  20. ^ Facts, Тыл фронту(Rear Edge) p. 100-104. Сборник воспоминаний, очерков, документов, писем. 1990 г. L.M Evteeva.
  21. ^ a b "Юлия Федоринова, Мария Рожкова, Дмитрий Симаков, Анна Николаева. Миттал съездил на Урал(Newspaper)" (in Russian). 20 December 2006. 
  22. ^ "Кратко о компании". mmk.ru (in Russian). Retrieved 2017-08-22. 
  23. ^ a b "Sales Markets". eng.mmk.ru (in Russian). Retrieved 2017-08-22. 
  24. ^ "MMK Annual Report 2016" (PDF). 2017-08-22. 

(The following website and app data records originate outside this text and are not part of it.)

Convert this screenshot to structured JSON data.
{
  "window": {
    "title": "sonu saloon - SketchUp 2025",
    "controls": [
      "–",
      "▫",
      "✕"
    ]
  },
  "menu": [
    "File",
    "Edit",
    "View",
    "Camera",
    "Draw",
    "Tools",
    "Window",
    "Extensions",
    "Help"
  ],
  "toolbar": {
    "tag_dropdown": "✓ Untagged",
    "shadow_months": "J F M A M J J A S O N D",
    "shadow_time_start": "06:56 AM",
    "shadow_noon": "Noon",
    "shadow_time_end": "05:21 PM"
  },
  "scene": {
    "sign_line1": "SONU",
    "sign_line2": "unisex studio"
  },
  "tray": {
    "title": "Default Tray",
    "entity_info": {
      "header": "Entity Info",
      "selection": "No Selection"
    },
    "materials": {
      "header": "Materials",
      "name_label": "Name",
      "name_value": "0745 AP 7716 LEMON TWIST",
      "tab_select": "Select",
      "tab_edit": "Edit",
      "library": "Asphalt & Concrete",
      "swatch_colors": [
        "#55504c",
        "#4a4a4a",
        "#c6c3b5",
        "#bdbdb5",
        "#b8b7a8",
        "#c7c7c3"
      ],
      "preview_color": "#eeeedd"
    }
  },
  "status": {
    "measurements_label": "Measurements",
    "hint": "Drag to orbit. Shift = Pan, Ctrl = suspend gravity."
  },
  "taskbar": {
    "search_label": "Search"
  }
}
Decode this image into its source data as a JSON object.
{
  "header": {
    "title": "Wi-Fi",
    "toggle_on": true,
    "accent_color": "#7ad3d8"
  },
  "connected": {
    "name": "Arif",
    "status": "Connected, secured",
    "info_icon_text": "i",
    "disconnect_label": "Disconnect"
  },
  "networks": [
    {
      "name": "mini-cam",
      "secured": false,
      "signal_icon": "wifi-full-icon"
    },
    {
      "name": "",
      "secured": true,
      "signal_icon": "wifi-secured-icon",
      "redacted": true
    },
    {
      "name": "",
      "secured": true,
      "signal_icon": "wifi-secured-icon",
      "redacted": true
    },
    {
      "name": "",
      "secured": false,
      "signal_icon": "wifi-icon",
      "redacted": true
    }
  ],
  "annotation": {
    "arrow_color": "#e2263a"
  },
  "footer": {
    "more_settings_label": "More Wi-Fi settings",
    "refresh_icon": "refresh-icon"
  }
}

  25. ^ "Üreten Türkiye'nin Yeni Çelik Devi" (in Turkish). MMK-Atakaş. Retrieved 2011-03-12. 
  26. ^ "İşte Türkiye`nin yeni devi!". Hürriyet (in Turkish). 2011-03-10. Retrieved 2011-03-13. 
  27. ^ "MMK to buy partner's stake in Turkey unit-source". Reuters. 2011-03-10. Retrieved 2011-03-12. 
  28. ^ "OJSC Magnitogorsk Iron and Steel Works (MMK) completes purchase of 50% minus one shares of MMK ATAKAŞ METALÜRJİ SANAYİ TİCARET VE LİMAN İŞLETMECİLİĞİ ANONİM ŞİRKETİ". eng.mmk.ru (in Russian). Retrieved 2017-08-22. 
  29. ^ "Company Profile «  MMK Metalurji". mmkturkey.com.tr (in Turkish). Retrieved 2017-08-22. 
  30. ^ "MMK Annual Report 2016" (PDF). Retrieved 2018-08-22.  Check date values in: |access-date= (help)
  31. ^ "ТВ-ИН Магнитогорск". tv-in.ru. Retrieved 2017-08-22. 
  32. ^ "ММК увеличивает расходы на социальные программы". mmk.ru (in Russian). Retrieved 2017-08-22. 
  33. ^ Filatova, Irina (19 June 2011). "Magnitogorsk: Steel and Hockey Drive a Once-Closed City". The Moscow Times. 
  34. ^ "БОФ "Металлург"". www.mmk.ru (in Russian). Retrieved 2017-08-22. 
  35. ^ "Доброе дело металлургов". www.trud.ru. Retrieved 2017-08-22. 
  36. ^ "Зал Славы ХК "Металлург" (Магнитогорск)". www.metallurg.ru. Retrieved 2017-08-22. 
  37. ^ "Здесь живет миллиардер". www.forbes.ru. Retrieved 2017-08-22. 

External links[edit]